Although many medications do pass into breast milk, most have little or no effect on milk supply or on infant well-being. Few medications are contraindicated while breastfeeding.
How long does medicine stay in breastmilk?
Drugs to relieve headache, aches, pain or fever
Try not to breastfeed for 1 to 2 hours after taking the dose to minimise the amount in your breastmilk.
What medications to avoid while breastfeeding?
Breastfeeding women should avoid aspirin and products containing aspirin (this includes Pepto Bismal taken for an upset stomach), as well as products containing naproxen (Aleve). In contrast, acetominophen (Tylenol) and ibuprofin (Motrin, Advil) are not known to have any negative effects on nursing babies.
What drugs go into breast milk?
Most drug molecules, including alcohol, nicotine and caffeine, are small enough to enter milk. Exceptions are drugs with high molecular weights such as heparins and insulin.
What percentage of medication passes through breast milk?
Only about 1 – 2% of maternal medication is transferred into milk, and potentially to the infant. The risk of the small amount of medication that may be transferred should be weighed against the benefits of the mother’s milk. There are very few absolute contraindications to breastfeeding.
What is the best pills for breastfeeding?
Progestin-only contraceptives are the preferred choice for breastfeeding mothers when something hormonal is desired or necessary. Progestin-only contraceptives come in several different forms: progestin-only pill (POP) also called the “mini-pill”
Can a baby overdose on breast milk?
Breastfeeding overdose: A mother was sentenced to 20 years in prison Friday for killing her 6-week-old daughter in a morphine overdose from breastfeeding.

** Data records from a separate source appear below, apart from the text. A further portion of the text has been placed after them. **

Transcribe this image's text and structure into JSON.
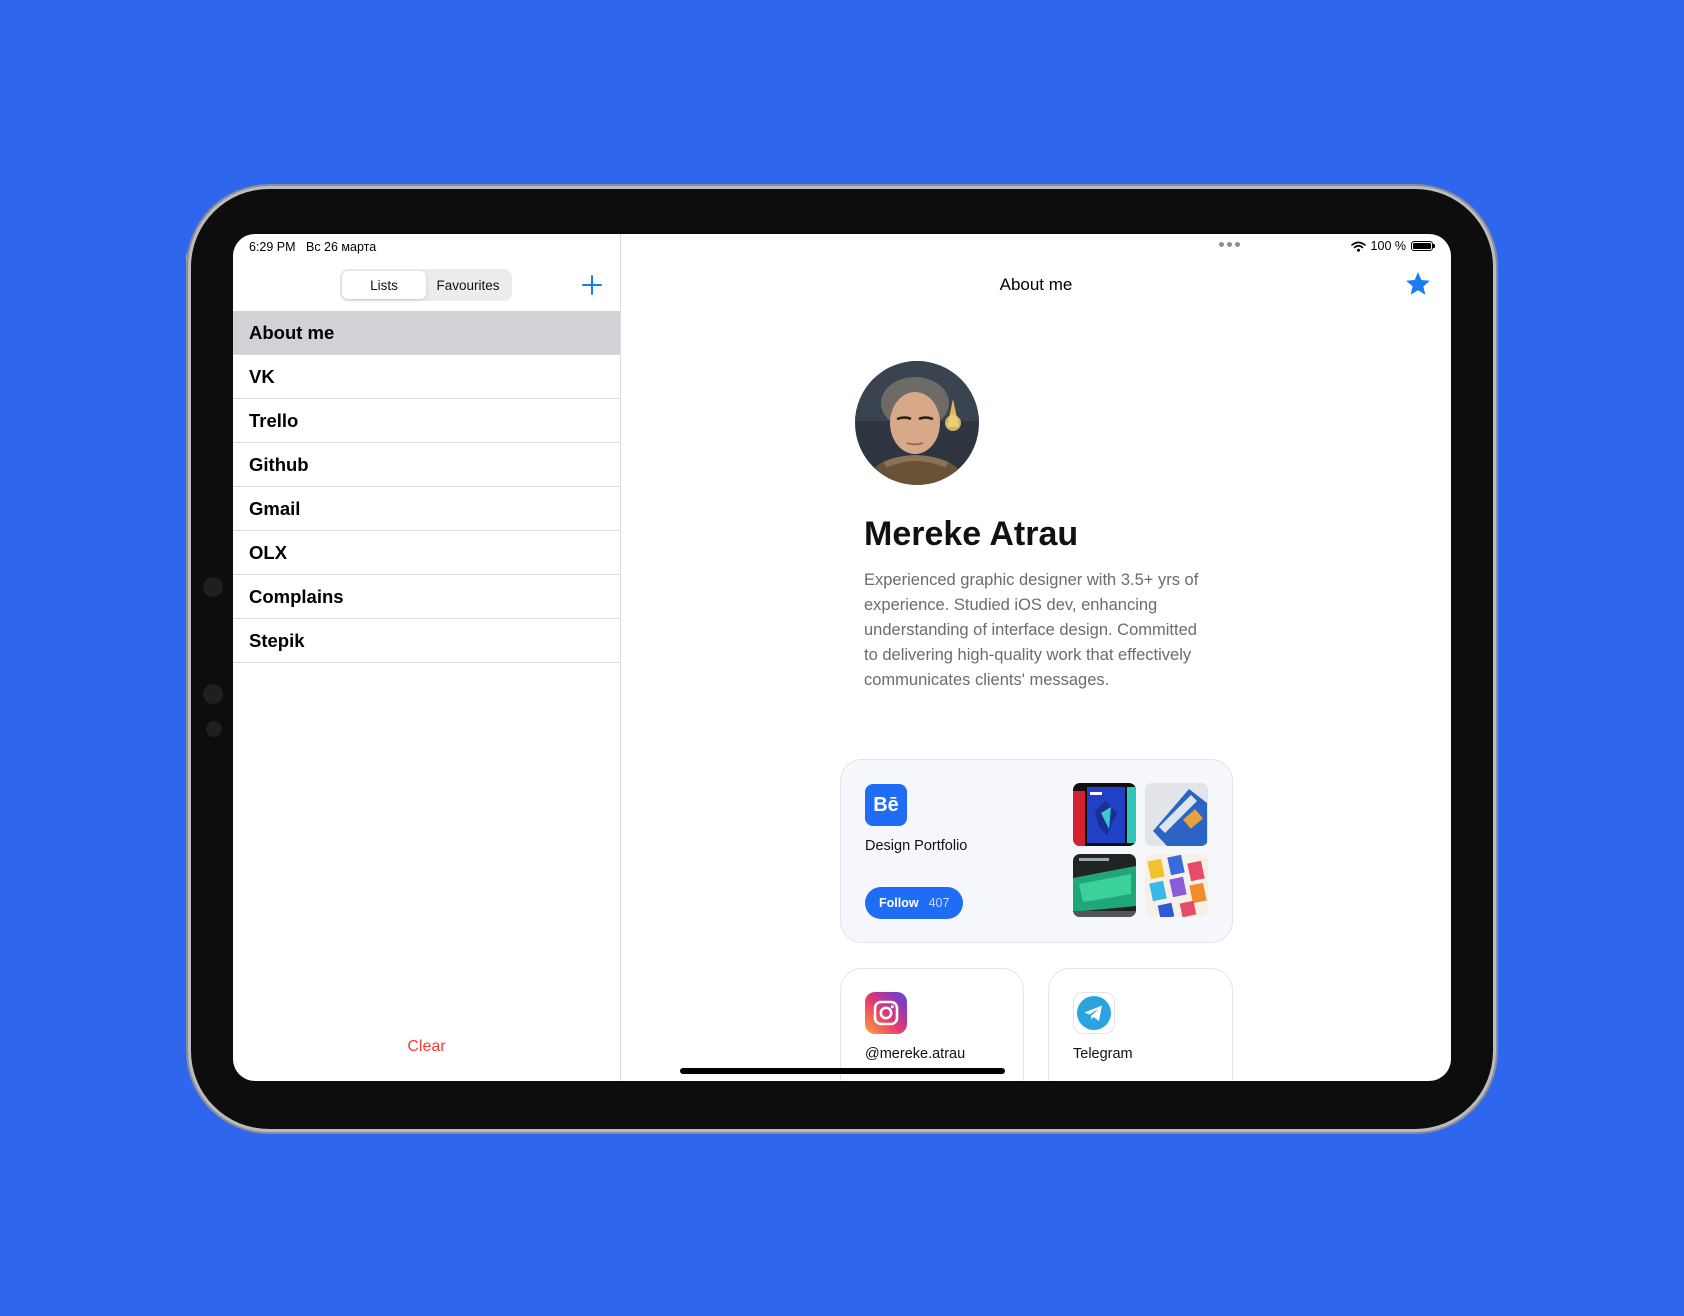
{
  "status_bar": {
    "time": "6:29 PM",
    "date": "Вс 26 марта",
    "battery": "100 %",
    "battery_level": 1.0
  },
  "sidebar": {
    "segments": [
      {
        "label": "Lists",
        "active": true
      },
      {
        "label": "Favourites",
        "active": false
      }
    ],
    "add_icon": "plus-icon",
    "items": [
      {
        "label": "About me",
        "selected": true
      },
      {
        "label": "VK"
      },
      {
        "label": "Trello"
      },
      {
        "label": "Github"
      },
      {
        "label": "Gmail"
      },
      {
        "label": "OLX"
      },
      {
        "label": "Complains"
      },
      {
        "label": "Stepik"
      }
    ],
    "clear_label": "Clear"
  },
  "main": {
    "title": "About me",
    "favorite_icon": "star-icon",
    "profile": {
      "name": "Mereke Atrau",
      "bio": "Experienced graphic designer with 3.5+ yrs of experience. Studied iOS dev, enhancing understanding of interface design. Committed to delivering high-quality work that effectively communicates clients' messages."
    },
    "behance": {
      "logo_text": "Bē",
      "label": "Design Portfolio",
      "follow_label": "Follow",
      "follow_count": "407"
    },
    "instagram": {
      "label": "@mereke.atrau"
    },
    "telegram": {
      "label": "Telegram"
    }
  },
  "colors": {
    "background": "#2f66ee",
    "accent": "#1f6cf5",
    "destructive": "#ff3b30",
    "selected_row": "#d1d1d6"
  }
}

Can I drink Coke and breastfeeding?
A recent study finds that consuming too many sugary drinks can negatively impact an infant’s cognitive development. Breastfeeding mothers should avoid or cut back on juice, soda and other sugar-sweetened beverages.
Do beta blockers decrease milk supply?
In general, beta blockers that are considered to pose less risk to a breastfeeding infant have, or are predicted to have, lower levels in breast milk (due to a high degree plasma protein binding, low lipid solubility and a short half-life) and relatively low renal excretion.